The Nevada Department of Public Safety Parole and Probation house arrest cost is based on a sliding scale according to income. Gonzales was paying $129.22 a week, plus $30.00 a month for the probation officer plus other fees and expenses. On February 26, Willis had Gonzales sign a Restitution Schedule Agreement, promising to pay $1,675.00 a month until her restitution amount was paid in full. This agreement was to commence on February 1, 2014. Willis continued to do random home searches and drug-tested Gonzales every time she reported for an appointment.
Gonzales was also not allowed to utilize any of the free resources that she had done the footwork to obtain for herself, such as the counseling that she so terribly needed. Willis told her that anything she needed she had to go through THEIR people, then laughed and said that they were NOT free. She was referred to Hope for Prisoners, a re-entry program that also does work with many who are on probation, but her calls were never returned. Willis threatened to violate her if she was lying, but was able to verify with another probation officer that this was indeed the case. So, Gonzales had to do without any therapy for the trauma that she, too, had endured.
To fulfill the substance and abuse stipulation of her probation, Gonzales met with Nevada Department of Public Safety Substance and Abuse Counselor Edie Kline every other week. Gonzales had noticed that the amount of restitution was the exact same amount as the hospital bill. She mentioned this to Edie Kline on one such session and wondered aloud if she should apply Elgin’s medical benefits which had been applied for by CPS to cover that purpose exactly. Kline encouraged her to give it a try. So she did. Gonzales went in person to the University Medical Center cashier to give Elgin’s Medical Insurance number, which left a $300.00 balance, which she also paid.

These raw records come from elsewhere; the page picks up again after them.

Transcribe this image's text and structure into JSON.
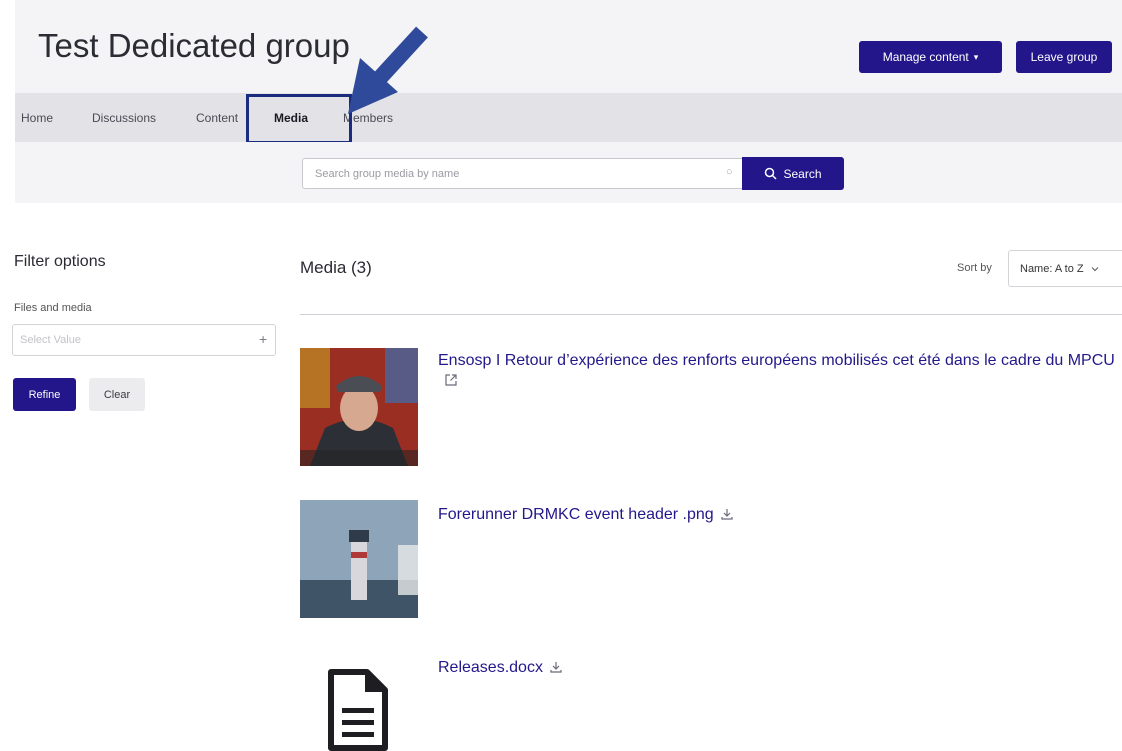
{
  "header": {
    "title": "Test Dedicated group",
    "manage_content_label": "Manage content",
    "manage_content_caret": "▾",
    "leave_group_label": "Leave group"
  },
  "tabs": [
    {
      "label": "Home"
    },
    {
      "label": "Discussions"
    },
    {
      "label": "Content"
    },
    {
      "label": "Media",
      "active": true
    },
    {
      "label": "Members"
    }
  ],
  "search": {
    "placeholder": "Search group media by name",
    "button_label": "Search"
  },
  "filters": {
    "title": "Filter options",
    "files_label": "Files and media",
    "select_placeholder": "Select Value",
    "refine_label": "Refine",
    "clear_label": "Clear"
  },
  "media": {
    "heading": "Media (3)",
    "sort_label": "Sort by",
    "sort_value": "Name: A to Z",
    "items": [
      {
        "title": "Ensosp I Retour d’expérience des renforts européens mobilisés cet été dans le cadre du MPCU",
        "type": "external-link"
      },
      {
        "title": "Forerunner DRMKC event header .png",
        "type": "download"
      },
      {
        "title": "Releases.docx",
        "type": "download"
      }
    ]
  },
  "colors": {
    "accent": "#22168a",
    "link": "#23188a",
    "annotation": "#1a2c80"
  },
  "icons": [
    "search-icon",
    "external-link-icon",
    "download-icon",
    "document-icon",
    "plus-icon",
    "chevron-down-icon",
    "clear-search-icon"
  ]
}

When she showed up at Kline’s office for her next appointment, she noticed that Kline did not appear all that pleased to see her receipt from the hospital showing a zero balance.

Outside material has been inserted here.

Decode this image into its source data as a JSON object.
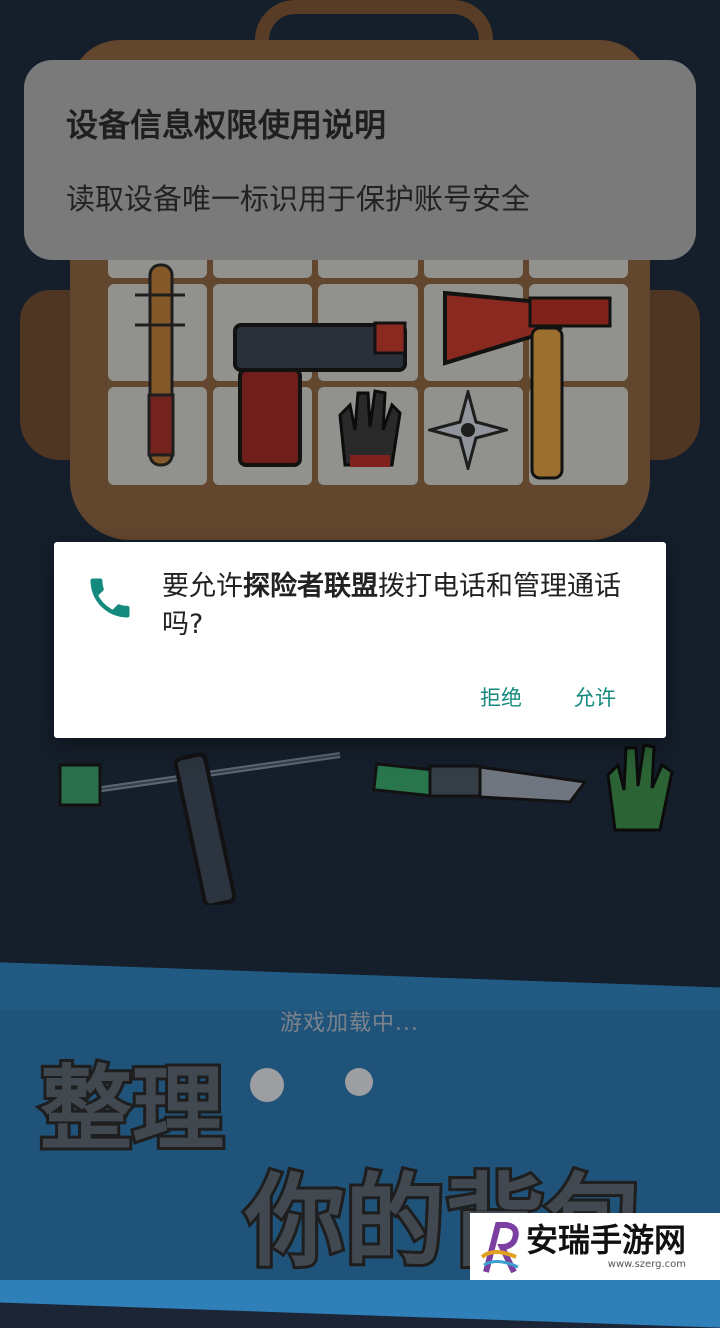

On March 17, Edie Kline would receive an email from Iyanna’s paternal grandmother Karla, expressing her concern for the 12-year-old daughter’s need to see her mother, asking her to please consider allowing a visit. Kline never responded to the email, although she did mention having received it to Gonzales during one of their sessions.

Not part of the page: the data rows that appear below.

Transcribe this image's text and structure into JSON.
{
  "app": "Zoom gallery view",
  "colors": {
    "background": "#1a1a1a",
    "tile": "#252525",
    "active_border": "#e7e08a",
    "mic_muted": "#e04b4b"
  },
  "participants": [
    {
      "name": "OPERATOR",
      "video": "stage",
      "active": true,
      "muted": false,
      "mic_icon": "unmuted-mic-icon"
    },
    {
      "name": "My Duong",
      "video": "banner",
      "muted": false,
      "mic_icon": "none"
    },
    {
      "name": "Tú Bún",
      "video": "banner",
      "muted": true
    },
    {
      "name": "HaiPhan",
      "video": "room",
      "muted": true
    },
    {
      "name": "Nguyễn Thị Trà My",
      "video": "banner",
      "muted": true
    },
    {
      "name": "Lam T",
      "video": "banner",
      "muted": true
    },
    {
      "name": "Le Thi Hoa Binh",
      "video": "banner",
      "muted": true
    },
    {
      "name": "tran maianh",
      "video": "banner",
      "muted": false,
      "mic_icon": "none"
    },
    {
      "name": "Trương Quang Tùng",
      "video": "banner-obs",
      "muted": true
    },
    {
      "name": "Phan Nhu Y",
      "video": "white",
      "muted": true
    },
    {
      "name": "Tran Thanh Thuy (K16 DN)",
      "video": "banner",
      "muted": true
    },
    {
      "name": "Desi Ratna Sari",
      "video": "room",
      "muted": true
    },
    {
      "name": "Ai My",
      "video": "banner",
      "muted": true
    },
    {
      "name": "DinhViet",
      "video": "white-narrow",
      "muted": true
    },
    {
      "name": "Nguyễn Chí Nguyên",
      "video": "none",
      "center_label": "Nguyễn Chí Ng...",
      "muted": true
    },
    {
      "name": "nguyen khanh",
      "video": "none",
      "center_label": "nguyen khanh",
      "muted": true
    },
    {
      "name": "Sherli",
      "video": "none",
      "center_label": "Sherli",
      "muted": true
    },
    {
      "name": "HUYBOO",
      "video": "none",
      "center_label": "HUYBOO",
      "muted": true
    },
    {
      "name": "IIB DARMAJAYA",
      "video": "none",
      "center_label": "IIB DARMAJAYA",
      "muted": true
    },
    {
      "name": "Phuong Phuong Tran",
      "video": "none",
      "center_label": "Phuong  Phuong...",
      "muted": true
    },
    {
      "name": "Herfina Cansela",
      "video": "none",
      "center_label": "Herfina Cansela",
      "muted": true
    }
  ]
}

Gonzales’ previous house arrest situation had accommodated her work schedule. This new Parole and Probation scheduled appointments at hours that Gonzales would have to miss work for. By not working a complete 40-hour work week, Gonzales was no longer eligible to receive her commissions from AGR Group. In the letter to Judge Adair in January from her employer AGR Group, Gonzales had been referred to as a top producer. Now some of her paychecks were as low as $143.00. She was no longer receiving any help from her family. She also had a problem with her car and her electricity was cut off. Because she had a criminal record she was not even allowed to apply for food stamps.
But she was up to date on all of her house arrest and other legal fee payments.
When she would relate her financial concerns to Willis, he would tell her that she needed a cheaper place to live; that she did not need a two-bedroom apartment when she didn’t have any kids. He had still not approved any visitation requests with either of her children. He was, however, impressed with her zero balance restitution and told her to tell her attorney to put her back on court calendar so that he could tell the judge. The next court date was set for May 13.